The founder of the first public museum in what is now Romania, and one of the first in Europe
The founder of the first public museum in what is now the Romanian space, and one of the first in Europe, was also the first ethnic Saxon governor of Transylvania - Baron Samuel von Brukenthal. He was born in 1721, 295 years ago, in the village of Nocrich, in Sibiu county. As the son of a prestigious family in the Saxon community he studied law, philosophy, political science and public administration at the universities in Halle and Jena.
In 1745 he returned to Sibiu, where he held important positions in administration until 1753. In 1753 he went to Vienna, where he was granted an audience with Empress Maria Theresa. It is said that she was so impressed by him that she appointed him a member of the public servant corps of the Hapsburg Empire, which at the time included Transylvania, an autonomous principality within that empire. In 1762, the Empress dubbed him a baron of the realm. In 1765 he was appointed head of the imperial chancery, in 1772 head of the provincial chancery, and in 1777 he was granted the position of governor of the Grand Principality of Transylvania, which he held until 1787.
As he was climbing the social ladder in the empire, he started dabbling in sciences and the arts. He started collecting art objects, but also artifacts reflecting his interest in the biological and botanical sciences, as well as his interest in numismatics. He gradually became recognized as an encyclopedic personality, in the spirit of the times. Sabin Luca, curator of the Brukenthal Museum in Sibiu, spoke to us about the diversity of interests that the baron held:
Sabin Luca: “As governor of Transylvania, but also before and after holding that position, he was very open towards everything that was novel. Which is why he sought to bring to Transylvania many things that were all the rage in Europe at the time, from the study of plants and animals to architecture and the organization of space. He was an extremely complex person, and that is reflected in the structure of the collections he gathered in a lifetime. These are diverse and extremely valuable collections, covering geology, numismatics, the fine arts and books. He was very fond of books.”

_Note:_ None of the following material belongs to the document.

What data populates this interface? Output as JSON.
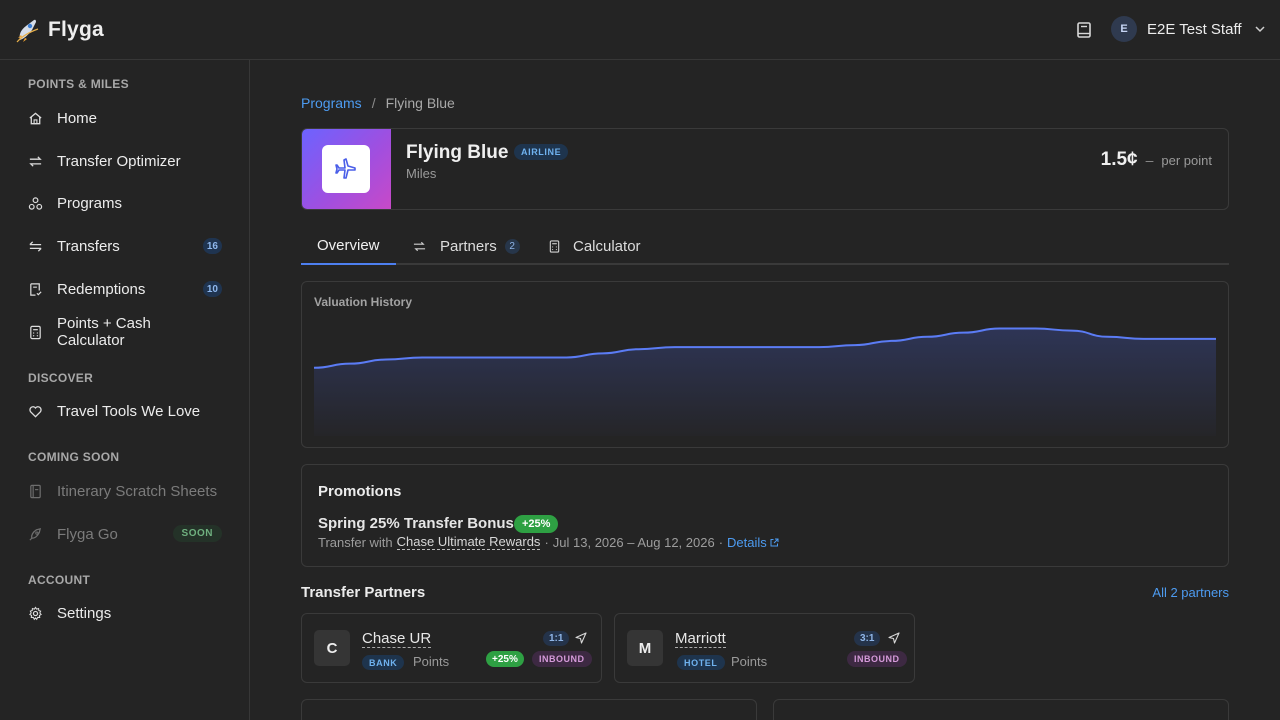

Baron Brukenthal's first collections (wine, prints, books, and coins) were put together between 1759 and 1774.
Sabin Luca: “The baron hired people educated in Vienna who were purchasing items and paintings in a fairly helter-skelter manner. Which is why the value of his collections is uneven, but at the same time, during that time, the valuation of certain Flemish, German or Italian paintings was different. Today we find out that we hold items that are less valuable, but whose real value is very high. For instance, Portrait of a Man with a Blue Chaperon, which was long believed to be by Durer, is in fact a van Eyck. It is such an important item that it is always at the top of the list for all exhibition imports. Right now it is on display in a temporary exhibition in Holland, dedicated to Bosch.”
In 1745, Baron von Brukenthal married, Sofia, a discreet and cultured woman, whose social connections helped him even more. Unfortunately, little is known about her. In 1779, the baron started building the mansion that now bears his name, in late Baroque style. In 1803, the baron passed away with no direct heirs, and he bequeathed the mansion, now called the Brukenthal Palace along with his collections to the Evangelical Church and Gymnasium of Sibiu.
The building, which used to be the official residence of the governor of Transylvania, can be admired in the Grand Plaza of Sibiu; since 1817 it has been housing the Brukenthal Museum. Initially it had on display the baron's collections, as written in his will. In time, the museum added to the collections, and is now one of the best-known cultural institutions of its type in Europe.